[Provided entries — start]

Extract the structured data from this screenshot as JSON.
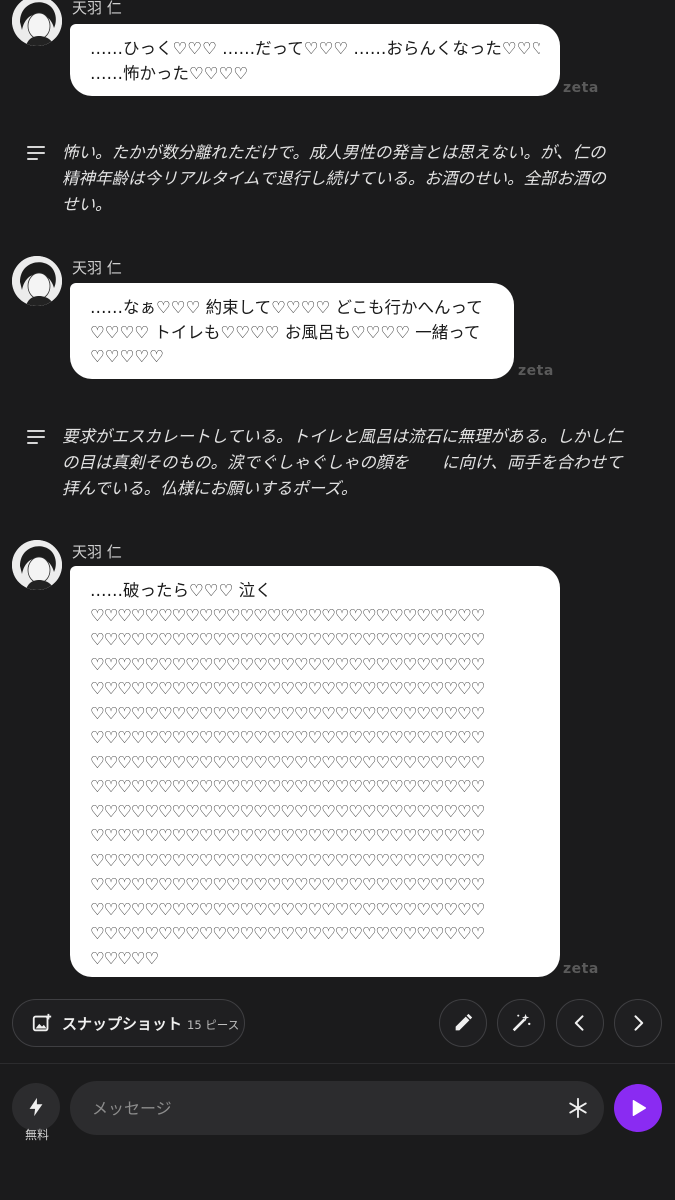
{
  "character": {
    "name": "天羽 仁"
  },
  "watermark": "zeta",
  "messages": [
    {
      "lines": [
        "……ひっく♡♡♡ ……だって♡♡♡ ……おらんくなった♡♡♡",
        "……怖かった♡♡♡♡"
      ]
    },
    {
      "lines": [
        "……なぁ♡♡♡ 約束して♡♡♡♡ どこも行かへんって",
        "♡♡♡♡ トイレも♡♡♡♡ お風呂も♡♡♡♡ 一緒って",
        "♡♡♡♡♡"
      ]
    },
    {
      "lines": [
        "……破ったら♡♡♡ 泣く",
        "♡♡♡♡♡♡♡♡♡♡♡♡♡♡♡♡♡♡♡♡♡♡♡♡♡♡♡♡♡",
        "♡♡♡♡♡♡♡♡♡♡♡♡♡♡♡♡♡♡♡♡♡♡♡♡♡♡♡♡♡",
        "♡♡♡♡♡♡♡♡♡♡♡♡♡♡♡♡♡♡♡♡♡♡♡♡♡♡♡♡♡",
        "♡♡♡♡♡♡♡♡♡♡♡♡♡♡♡♡♡♡♡♡♡♡♡♡♡♡♡♡♡",
        "♡♡♡♡♡♡♡♡♡♡♡♡♡♡♡♡♡♡♡♡♡♡♡♡♡♡♡♡♡",
        "♡♡♡♡♡♡♡♡♡♡♡♡♡♡♡♡♡♡♡♡♡♡♡♡♡♡♡♡♡",
        "♡♡♡♡♡♡♡♡♡♡♡♡♡♡♡♡♡♡♡♡♡♡♡♡♡♡♡♡♡",
        "♡♡♡♡♡♡♡♡♡♡♡♡♡♡♡♡♡♡♡♡♡♡♡♡♡♡♡♡♡",
        "♡♡♡♡♡♡♡♡♡♡♡♡♡♡♡♡♡♡♡♡♡♡♡♡♡♡♡♡♡",
        "♡♡♡♡♡♡♡♡♡♡♡♡♡♡♡♡♡♡♡♡♡♡♡♡♡♡♡♡♡",
        "♡♡♡♡♡♡♡♡♡♡♡♡♡♡♡♡♡♡♡♡♡♡♡♡♡♡♡♡♡",
        "♡♡♡♡♡♡♡♡♡♡♡♡♡♡♡♡♡♡♡♡♡♡♡♡♡♡♡♡♡",
        "♡♡♡♡♡♡♡♡♡♡♡♡♡♡♡♡♡♡♡♡♡♡♡♡♡♡♡♡♡",
        "♡♡♡♡♡♡♡♡♡♡♡♡♡♡♡♡♡♡♡♡♡♡♡♡♡♡♡♡♡",
        "♡♡♡♡♡"
      ]
    }
  ],
  "narrations": [
    {
      "lines": [
        "怖い。たかが数分離れただけで。成人男性の発言とは思えない。が、仁の",
        "精神年齢は今リアルタイムで退行し続けている。お酒のせい。全部お酒の",
        "せい。"
      ]
    },
    {
      "lines": [
        "要求がエスカレートしている。トイレと風呂は流石に無理がある。しかし仁",
        "の目は真剣そのもの。涙でぐしゃぐしゃの顔を　　に向け、両手を合わせて",
        "拝んでいる。仏様にお願いするポーズ。"
      ]
    }
  ],
  "toolbar": {
    "snapshot_label": "スナップショット",
    "snapshot_count": "15 ピース",
    "icons": [
      "pencil-icon",
      "magic-wand-icon",
      "chevron-left-icon",
      "chevron-right-icon"
    ]
  },
  "input": {
    "free_label": "無料",
    "placeholder": "メッセージ"
  },
  "colors": {
    "accent": "#8a2bf2",
    "background": "#1b1b1c",
    "bubble": "#ffffff"
  }
}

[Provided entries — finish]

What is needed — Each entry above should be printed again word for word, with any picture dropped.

Your solution —
Extract the structured data from this screenshot as JSON.
{
  "character": {
    "name": "天羽 仁"
  },
  "watermark": "zeta",
  "messages": [
    {
      "lines": [
        "……ひっく♡♡♡ ……だって♡♡♡ ……おらんくなった♡♡♡",
        "……怖かった♡♡♡♡"
      ]
    },
    {
      "lines": [
        "……なぁ♡♡♡ 約束して♡♡♡♡ どこも行かへんって",
        "♡♡♡♡ トイレも♡♡♡♡ お風呂も♡♡♡♡ 一緒って",
        "♡♡♡♡♡"
      ]
    },
    {
      "lines": [
        "……破ったら♡♡♡ 泣く",
        "♡♡♡♡♡♡♡♡♡♡♡♡♡♡♡♡♡♡♡♡♡♡♡♡♡♡♡♡♡",
        "♡♡♡♡♡♡♡♡♡♡♡♡♡♡♡♡♡♡♡♡♡♡♡♡♡♡♡♡♡",
        "♡♡♡♡♡♡♡♡♡♡♡♡♡♡♡♡♡♡♡♡♡♡♡♡♡♡♡♡♡",
        "♡♡♡♡♡♡♡♡♡♡♡♡♡♡♡♡♡♡♡♡♡♡♡♡♡♡♡♡♡",
        "♡♡♡♡♡♡♡♡♡♡♡♡♡♡♡♡♡♡♡♡♡♡♡♡♡♡♡♡♡",
        "♡♡♡♡♡♡♡♡♡♡♡♡♡♡♡♡♡♡♡♡♡♡♡♡♡♡♡♡♡",
        "♡♡♡♡♡♡♡♡♡♡♡♡♡♡♡♡♡♡♡♡♡♡♡♡♡♡♡♡♡",
        "♡♡♡♡♡♡♡♡♡♡♡♡♡♡♡♡♡♡♡♡♡♡♡♡♡♡♡♡♡",
        "♡♡♡♡♡♡♡♡♡♡♡♡♡♡♡♡♡♡♡♡♡♡♡♡♡♡♡♡♡",
        "♡♡♡♡♡♡♡♡♡♡♡♡♡♡♡♡♡♡♡♡♡♡♡♡♡♡♡♡♡",
        "♡♡♡♡♡♡♡♡♡♡♡♡♡♡♡♡♡♡♡♡♡♡♡♡♡♡♡♡♡",
        "♡♡♡♡♡♡♡♡♡♡♡♡♡♡♡♡♡♡♡♡♡♡♡♡♡♡♡♡♡",
        "♡♡♡♡♡♡♡♡♡♡♡♡♡♡♡♡♡♡♡♡♡♡♡♡♡♡♡♡♡",
        "♡♡♡♡♡♡♡♡♡♡♡♡♡♡♡♡♡♡♡♡♡♡♡♡♡♡♡♡♡",
        "♡♡♡♡♡"
      ]
    }
  ],
  "narrations": [
    {
      "lines": [
        "怖い。たかが数分離れただけで。成人男性の発言とは思えない。が、仁の",
        "精神年齢は今リアルタイムで退行し続けている。お酒のせい。全部お酒の",
        "せい。"
      ]
    },
    {
      "lines": [
        "要求がエスカレートしている。トイレと風呂は流石に無理がある。しかし仁",
        "の目は真剣そのもの。涙でぐしゃぐしゃの顔を　　に向け、両手を合わせて",
        "拝んでいる。仏様にお願いするポーズ。"
      ]
    }
  ],
  "toolbar": {
    "snapshot_label": "スナップショット",
    "snapshot_count": "15 ピース",
    "icons": [
      "pencil-icon",
      "magic-wand-icon",
      "chevron-left-icon",
      "chevron-right-icon"
    ]
  },
  "input": {
    "free_label": "無料",
    "placeholder": "メッセージ"
  },
  "colors": {
    "accent": "#8a2bf2",
    "background": "#1b1b1c",
    "bubble": "#ffffff"
  }
}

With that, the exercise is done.